Related article in the same issue: ‘Integrated palliative care is about professional networking rather than standardisation of care: A qualitative study with healthcare professionals in 19 integrated palliative care initiatives in five European countries’

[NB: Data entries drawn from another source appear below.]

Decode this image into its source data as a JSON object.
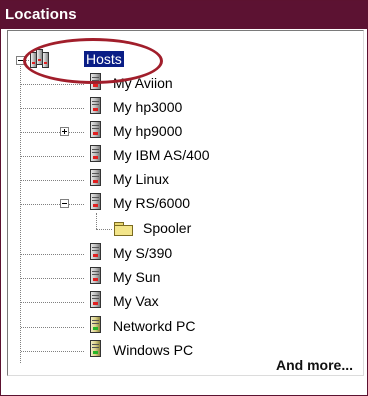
{
  "panel": {
    "title": "Locations",
    "more_label": "And more..."
  },
  "tree": {
    "root": {
      "label": "Hosts",
      "expanded": true,
      "selected": true,
      "icon": "server-group-icon"
    },
    "items": [
      {
        "label": "My Aviion",
        "icon": "server-icon"
      },
      {
        "label": "My hp3000",
        "icon": "server-icon"
      },
      {
        "label": "My hp9000",
        "icon": "server-icon",
        "expander": "plus"
      },
      {
        "label": "My IBM AS/400",
        "icon": "server-icon"
      },
      {
        "label": "My Linux",
        "icon": "server-icon"
      },
      {
        "label": "My RS/6000",
        "icon": "server-icon",
        "expander": "minus"
      },
      {
        "label": "Spooler",
        "icon": "folder-icon",
        "child": true
      },
      {
        "label": "My S/390",
        "icon": "server-icon"
      },
      {
        "label": "My Sun",
        "icon": "server-icon"
      },
      {
        "label": "My Vax",
        "icon": "server-icon"
      },
      {
        "label": "Networkd PC",
        "icon": "pc-icon"
      },
      {
        "label": "Windows PC",
        "icon": "pc-icon"
      }
    ]
  },
  "colors": {
    "title_bg": "#5c1232",
    "selection_bg": "#0a1e86",
    "highlight_oval": "#a11e2b"
  }
}
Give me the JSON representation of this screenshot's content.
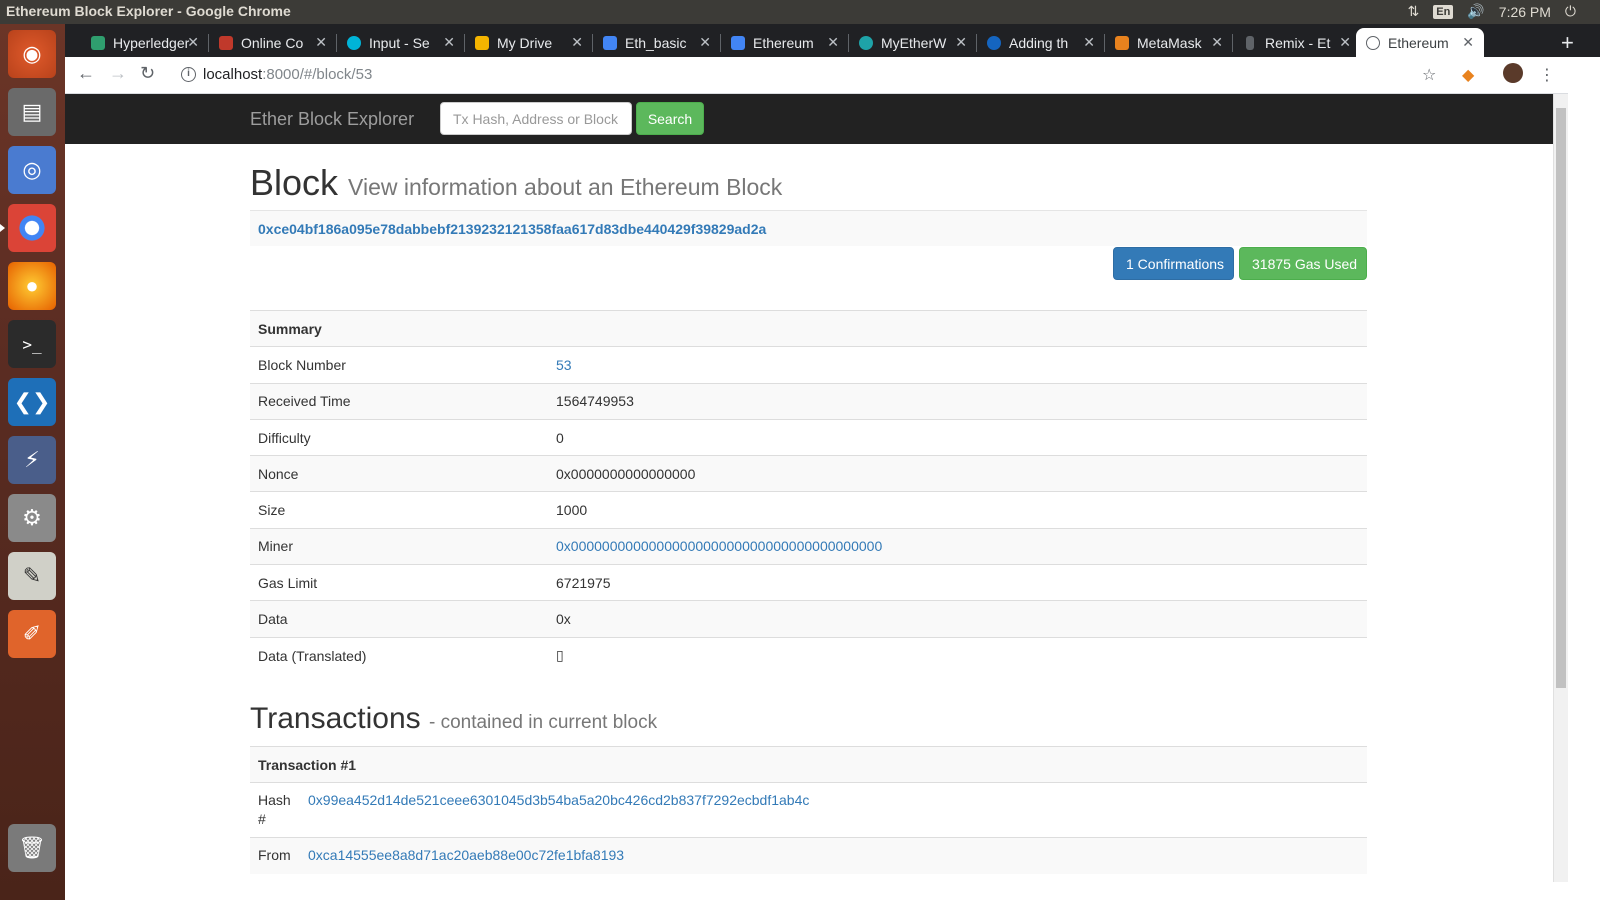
{
  "os": {
    "window_title": "Ethereum Block Explorer - Google Chrome",
    "lang": "En",
    "clock": "7:26 PM"
  },
  "browser": {
    "tabs": [
      {
        "label": "Hyperledger",
        "color": "#2f9e6e"
      },
      {
        "label": "Online Co",
        "color": "#c0392b"
      },
      {
        "label": "Input - Se",
        "color": "#00b4d8"
      },
      {
        "label": "My Drive",
        "color": "#f4b400"
      },
      {
        "label": "Eth_basic",
        "color": "#4285f4"
      },
      {
        "label": "Ethereum",
        "color": "#4285f4"
      },
      {
        "label": "MyEtherW",
        "color": "#1ea3a8"
      },
      {
        "label": "Adding th",
        "color": "#1565c0"
      },
      {
        "label": "MetaMask",
        "color": "#e8821e"
      },
      {
        "label": "Remix - Et",
        "color": "#5f6368"
      },
      {
        "label": "Ethereum",
        "color": "#5f6368"
      }
    ],
    "url_host": "localhost",
    "url_path": ":8000/#/block/53"
  },
  "navbar": {
    "brand": "Ether Block Explorer",
    "search_placeholder": "Tx Hash, Address or Block",
    "search_label": "Search"
  },
  "block": {
    "title": "Block",
    "subtitle": "View information about an Ethereum Block",
    "hash": "0xce04bf186a095e78dabbebf2139232121358faa617d83dbe440429f39829ad2a",
    "confirmations_label": "1 Confirmations",
    "gas_used_label": "31875 Gas Used",
    "summary_header": "Summary",
    "rows": [
      {
        "key": "Block Number",
        "value": "53"
      },
      {
        "key": "Received Time",
        "value": "1564749953"
      },
      {
        "key": "Difficulty",
        "value": "0"
      },
      {
        "key": "Nonce",
        "value": "0x0000000000000000"
      },
      {
        "key": "Size",
        "value": "1000"
      },
      {
        "key": "Miner",
        "value": "0x0000000000000000000000000000000000000000"
      },
      {
        "key": "Gas Limit",
        "value": "6721975"
      },
      {
        "key": "Data",
        "value": "0x"
      },
      {
        "key": "Data (Translated)",
        "value": "▯"
      }
    ]
  },
  "transactions": {
    "title": "Transactions",
    "subtitle": "- contained in current block",
    "items": [
      {
        "header": "Transaction #1",
        "hash_key": "Hash #",
        "hash": "0x99ea452d14de521ceee6301045d3b54ba5a20bc426cd2b837f7292ecbdf1ab4c",
        "from_key": "From",
        "from": "0xca14555ee8a8d71ac20aeb88e00c72fe1bfa8193"
      }
    ]
  }
}
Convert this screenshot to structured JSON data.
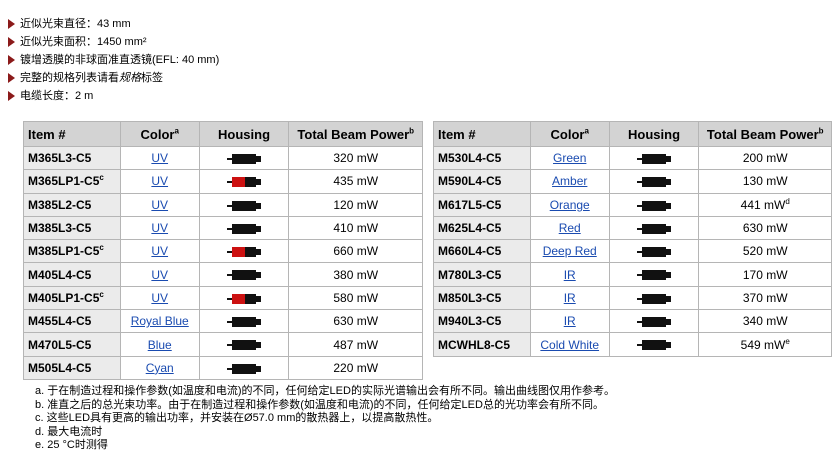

Palliative Medicine, 2018;32(2):312-313. Entry to a care home often occurs when other services are no longer appropriate. The older person is unlikely to benefit from curative treatments, and their needs have exceeded what can be provided within their home. It also signals someone is in the last year(s) of life. There are growing programmes of research work that articulate well the palliative care (PC) needs of residents and tested and developed education and training interventions that are context-specific and dementia-sensitive. Less well articulated is how the different configurations of services that work with and around care homes improve, sustain or hinder end-of-life care (EoLC) provision to care home residents. What kind of infrastructure and “wraparound” support is needed to ensure continuity, consistency and management of the inevitable uncertainties that arise when providing PC to this population? Care homes as standalone organisations often nurture relationships over time with visiting PC generalists and specialists including doctors, nurses, therapists and social workers. The quality of these associations however are highly variable and range from episodic, reactive resident specific encounters to those that have the capacity to discuss and jointly plan EoLC services. Evidence suggests interventions that facilitate integrated working, that breakdown narratives of “them and us” can reduce duplication of effort, improve use of urgent and emergency services and foster reciprocal working.